Abstract

Introduction:

Red blood cell (RBC) transfusion is the cornerstone of management in many patients with sickle cell disease (SCD). However, RBC transfusion can be complicated by alloimmunization and hemolytic transfusion reactions in this population despite providing extended phenotype-matched RBC transfusions. This is due to heterogeneity of RBC antigens, unique variant mutations in this population, and genetic mismatch between the blood donor pool and SCD patients in North American settings. In this study, we evaluated the level of discrepancy between RBC antigen genotyping and traditional phenotyping methods and the association of these discrepancies with the presence of RBC alloantibodies in SCD patients at our centre in Canada.

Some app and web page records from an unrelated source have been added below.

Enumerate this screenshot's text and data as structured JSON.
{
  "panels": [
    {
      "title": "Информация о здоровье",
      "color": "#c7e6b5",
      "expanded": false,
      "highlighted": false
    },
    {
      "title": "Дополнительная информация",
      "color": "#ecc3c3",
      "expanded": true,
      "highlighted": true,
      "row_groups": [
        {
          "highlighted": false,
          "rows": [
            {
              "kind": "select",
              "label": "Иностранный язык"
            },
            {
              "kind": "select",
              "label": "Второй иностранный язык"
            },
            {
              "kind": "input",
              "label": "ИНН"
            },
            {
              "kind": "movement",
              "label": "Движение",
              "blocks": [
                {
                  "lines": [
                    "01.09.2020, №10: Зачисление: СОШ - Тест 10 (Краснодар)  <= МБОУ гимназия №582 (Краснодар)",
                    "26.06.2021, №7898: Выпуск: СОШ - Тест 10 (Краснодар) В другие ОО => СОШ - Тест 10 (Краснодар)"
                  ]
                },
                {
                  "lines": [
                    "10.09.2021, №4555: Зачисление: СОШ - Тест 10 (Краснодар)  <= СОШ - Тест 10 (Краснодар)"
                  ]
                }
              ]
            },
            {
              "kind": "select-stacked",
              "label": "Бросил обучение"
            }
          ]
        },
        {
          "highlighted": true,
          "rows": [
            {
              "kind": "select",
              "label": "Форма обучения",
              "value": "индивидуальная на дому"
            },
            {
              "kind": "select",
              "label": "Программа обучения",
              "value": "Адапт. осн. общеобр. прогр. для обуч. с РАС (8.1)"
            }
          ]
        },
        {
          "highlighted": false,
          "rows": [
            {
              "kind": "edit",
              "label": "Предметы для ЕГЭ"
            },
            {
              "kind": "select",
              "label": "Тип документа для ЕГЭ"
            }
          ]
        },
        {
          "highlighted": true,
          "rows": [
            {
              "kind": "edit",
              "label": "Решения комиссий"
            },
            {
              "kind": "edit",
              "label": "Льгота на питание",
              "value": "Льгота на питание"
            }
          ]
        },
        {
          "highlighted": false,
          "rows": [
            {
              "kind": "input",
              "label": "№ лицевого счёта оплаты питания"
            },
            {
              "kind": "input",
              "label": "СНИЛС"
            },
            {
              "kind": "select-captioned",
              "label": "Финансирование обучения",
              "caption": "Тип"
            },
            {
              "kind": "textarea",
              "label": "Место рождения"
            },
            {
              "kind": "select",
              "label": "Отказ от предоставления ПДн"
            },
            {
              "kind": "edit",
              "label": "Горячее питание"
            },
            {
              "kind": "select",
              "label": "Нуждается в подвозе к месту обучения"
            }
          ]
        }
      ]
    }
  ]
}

Methods:

Commencing in January 2015, RBC antigen genotyping has been included in the care for patients with SCD treated at our Hemoglobinopathy Clinic in an academic medical centre. Patient blood samples are sent to a reference laboratory to perform genotyping of RhCE, Kell, Kidd, Duffy, and S antigens. RBC antigen phenotyping was performed locally using both tube and automated solid phase assays. Additional clinical data, demographic and transfusion-related data were obtained from a local transfusion registry databse and thorough clinical chart reviews. Approval from our centre's research ethics board was obtained prior to commencement of data collection.

Results:

To date, RBC antigen genotyping has been performed on 45/88 SCD patients treated at our centre. The mean age of these patients was 25, and 58% were female. The majority of patients had HbSS SCD genotype (64.4%), or HbSC (26.7%).

Overall, 32/45 (71%) of patients had variant mutations detected by genotyping, including 9 (20%) patients with more than one variant mutation. The most common mutation detected was the GATA mutation (n= 23; 51%) resulting in loss of Fyb antigen expression on RBCs, but associated with expression of Fyb on non-erythroid tissues. The RhCE system showed variant mutations resulting in partial expression of antigens in 9 (20%) patients. Alloantibodies were found in 9/36 (25%) patients with either a GATA mutation or no variant mutations. Alloantibodies were found in 2/9 (22.2%) patients with mutations resulting in partial antigen expression. The proportion of patients with any discrepancy between genotyping and phenotyping was 34/45 (75.6%). The largest rates of discordance were seen in the RhCE system, with the c antigen having a kappa of 0.68 and e antigen having a kappa of 0.32 (Table 1).

Conclusion:

Our results showed a high prevalence of variant mutations and significant discrepancies between genotyping and phenotyping methods, most notably in the RhCE antigen system. Mutations resulting in partial antigen expression were associated with development of alloantibodies in 22.2% of patients in our study, which may have been prevented with a genotype-based antigen-matching strategy. Additionally, knowledge of presence of GATA mutation will enhance feasibility of antigen matching for affected patients, who may have otherwise required RBC units negative for Fyb based on local policies.

To our knowledge these results represent the first published data from a Canadian centre, showing similar rates of discrepancy between traditional phenotyping methods and RBC antigen genotyping as reported in other regions. Although phenotype-based matching strategies are used in many centres, these strategies can place patients with partial RBC antigen variant mutations at a direct increased risk of alloimmunization. Thus genotype-based antigen-matching strategies should be considered for transfusion of matched RBCs in patients with SCD.

Table 1.

Blood Group Antigen Frequency In SCD Patients By Phenotyping/Genotyping with Level of Agreement Between Both Methods

Antigen Phenotype Genotype Kappa 
Positive Negative Positive Negative Partial 
37.78 62.22 28.89 62.22 8.89 0.82 
88.89 11.11 80.00 11.11 8.89 0.68 
13.33 86.67 13.33 86.67  1.00 
97.78 2.22 88.89 2.22 8.89 0.32 
Fya 13.33 86.67 13.33 86.67  1.00 
Fyb 22.22 68.89 26.67 73.33  0.94 
Jka 80.00 20.00 82.22 17.78  0.93 
Jkb 51.11 48.89 55.56 44.44  0.91 
28.89 42.22 46.67 53.33  1.00 
51.11 6.67 86.67 13.33  1.00 
Antigen Phenotype Genotype Kappa 
Positive Negative Positive Negative Partial 
37.78 62.22 28.89 62.22 8.89 0.82 
88.89 11.11 80.00 11.11 8.89 0.68 
13.33 86.67 13.33 86.67  1.00 
97.78 2.22 88.89 2.22 8.89 0.32 
Fya 13.33 86.67 13.33 86.67  1.00 
Fyb 22.22 68.89 26.67 73.33  0.94 
Jka 80.00 20.00 82.22 17.78  0.93 
Jkb 51.11 48.89 55.56 44.44  0.91 
28.89 42.22 46.67 53.33  1.00 
51.11 6.67 86.67 13.33  1.00 

Disclosures

No relevant conflicts of interest to declare.

Author notes

*

Asterisk with author names denotes non-ASH members.